+44 (0)24 7671 8970
More publications     •     Advertise with us     •     Contact us
News Article

QDs could change the face of solar cells

Lead sulphide quantum dots may be cheaper and brighter than current solar cells used outdoors
Are those flat, glassy solar panels on your neighbour’s roof the pinnacle of solar technology? Maybe not.

Researchers in the University of Toronto’s Edward S. Rogers Sr. Department of Electrical & Computer Engineering have designed and tested a new class of solar-sensitive nanoparticle that is said to outshine the current technology.

This new form of solid, stable light-sensitive nanoparticles, called colloidal quantum dots, could lead to cheaper and more flexible solar cells, as well as better gas sensors, infrared lasers, infrared LEDs and more.

The work, led by Zhijun Ning and Ted Sargent, was published this week in Nature Materials.

Co-authors Zhijun Ning (left) and Oleksandr Voznyy (right) examine a film coated with colloidal quantum dots (Credit: Roberta Baker)

Collecting sunlight using these tiny colloidal quantum dots depends on two types of semiconductors: n-type, which are rich in electrons; and p-type, which are poor in electrons. The problem? When exposed to air, n-type materials bind to oxygen atoms, give up their electrons, and turn into p-type.

Ning and his colleagues modelled and demonstrated a new colloidal quantum dot n-type material that does not bind to oxygen when exposed to air.

The main material used was PbS (lead sulphide), a IV-VI semiconductor.

Maintaining stable n- and p-type layers simultaneously not only boosts the efficiency of light absorption, but also opens up a world of new optoelectronic devices that capitalise on the best properties of both light and electricity.

This means more sophisticated weather satellites, remote controls, satellite communication or pollution detectors.

“This is a material innovation, that’s the first part, and with this new material we can build new device structures,” says Ning. “Iodide is almost a perfect ligand for these quantum solar cells with both high efficiency and air stability - no one has shown that before.”

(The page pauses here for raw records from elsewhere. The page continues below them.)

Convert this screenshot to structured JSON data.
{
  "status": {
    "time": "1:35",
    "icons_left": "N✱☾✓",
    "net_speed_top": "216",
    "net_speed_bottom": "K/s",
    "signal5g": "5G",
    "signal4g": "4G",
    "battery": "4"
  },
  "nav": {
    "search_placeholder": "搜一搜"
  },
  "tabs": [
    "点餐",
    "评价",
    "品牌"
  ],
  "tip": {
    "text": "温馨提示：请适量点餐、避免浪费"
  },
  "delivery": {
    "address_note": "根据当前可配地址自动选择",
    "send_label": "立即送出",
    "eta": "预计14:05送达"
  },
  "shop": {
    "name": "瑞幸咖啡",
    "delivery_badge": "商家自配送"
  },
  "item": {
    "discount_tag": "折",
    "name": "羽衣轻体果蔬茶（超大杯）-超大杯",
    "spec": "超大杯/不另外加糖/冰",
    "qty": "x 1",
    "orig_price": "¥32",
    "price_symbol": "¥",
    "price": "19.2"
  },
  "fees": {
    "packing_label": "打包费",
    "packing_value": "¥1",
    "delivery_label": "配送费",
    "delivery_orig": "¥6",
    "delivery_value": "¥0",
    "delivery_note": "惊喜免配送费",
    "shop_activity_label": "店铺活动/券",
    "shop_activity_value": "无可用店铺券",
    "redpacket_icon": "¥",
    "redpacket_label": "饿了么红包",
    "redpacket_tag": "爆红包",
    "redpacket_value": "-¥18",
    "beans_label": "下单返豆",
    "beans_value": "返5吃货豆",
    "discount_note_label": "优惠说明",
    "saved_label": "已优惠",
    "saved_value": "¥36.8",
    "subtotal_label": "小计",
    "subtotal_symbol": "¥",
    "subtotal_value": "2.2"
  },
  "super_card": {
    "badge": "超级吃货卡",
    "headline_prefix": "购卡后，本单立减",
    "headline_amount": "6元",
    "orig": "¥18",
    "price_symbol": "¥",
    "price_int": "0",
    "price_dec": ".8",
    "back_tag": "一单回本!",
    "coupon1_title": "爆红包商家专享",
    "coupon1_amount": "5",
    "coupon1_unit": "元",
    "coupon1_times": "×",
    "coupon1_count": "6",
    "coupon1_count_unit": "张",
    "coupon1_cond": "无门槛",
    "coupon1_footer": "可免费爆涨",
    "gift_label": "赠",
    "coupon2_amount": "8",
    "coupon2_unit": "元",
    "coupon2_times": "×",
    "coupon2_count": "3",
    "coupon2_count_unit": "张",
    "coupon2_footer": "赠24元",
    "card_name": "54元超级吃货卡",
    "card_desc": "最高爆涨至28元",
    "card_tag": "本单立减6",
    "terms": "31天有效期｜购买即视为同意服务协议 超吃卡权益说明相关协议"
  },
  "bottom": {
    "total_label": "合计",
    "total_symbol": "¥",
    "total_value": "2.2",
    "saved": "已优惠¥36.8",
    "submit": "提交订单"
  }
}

Ning’s hybrid n- and p-type material achieved solar power conversion efficiency up to eight percent which they say is one of the best results reported to date.

But the researchers believe this improved performance is just a start for this new quantum-dot-based solar cell architecture. The QDs could be mixed into inks and painted or printed onto thin, flexible surfaces, such as roofing shingles, dramatically lowering the cost and accessibility of solar power for millions of people.

“The field of colloidal quantum dot photovoltaics requires continued improvement in absolute performance, or power conversion efficiency,” Sargent concludes. “The field has moved fast, and keeps moving fast, but we need to work toward bringing performance to commercially compelling levels.”

The study has been described in the paper, "Air-stable n-type colloidal quantum dot solids," by Zhijun Ning et al in Nature Materials (2014).     doi:10.1038/nmat4007

This research was conducted in collaboration with Dalhousie University, King Abdullah University of Science and Technology and Huazhong University of Science and Technology.



Search the news archive

To close this popup you can press escape or click the close icon.
Register - Step 1

You may choose to subscribe to the Compound Semiconductor Magazine, the Compound Semiconductor Newsletter, or both. You may also request additional information if required, before submitting your application.

Please subscribe me to:


You chose the industry type of "Other"

Please enter the industry that you work in:
Please enter the industry that you work in: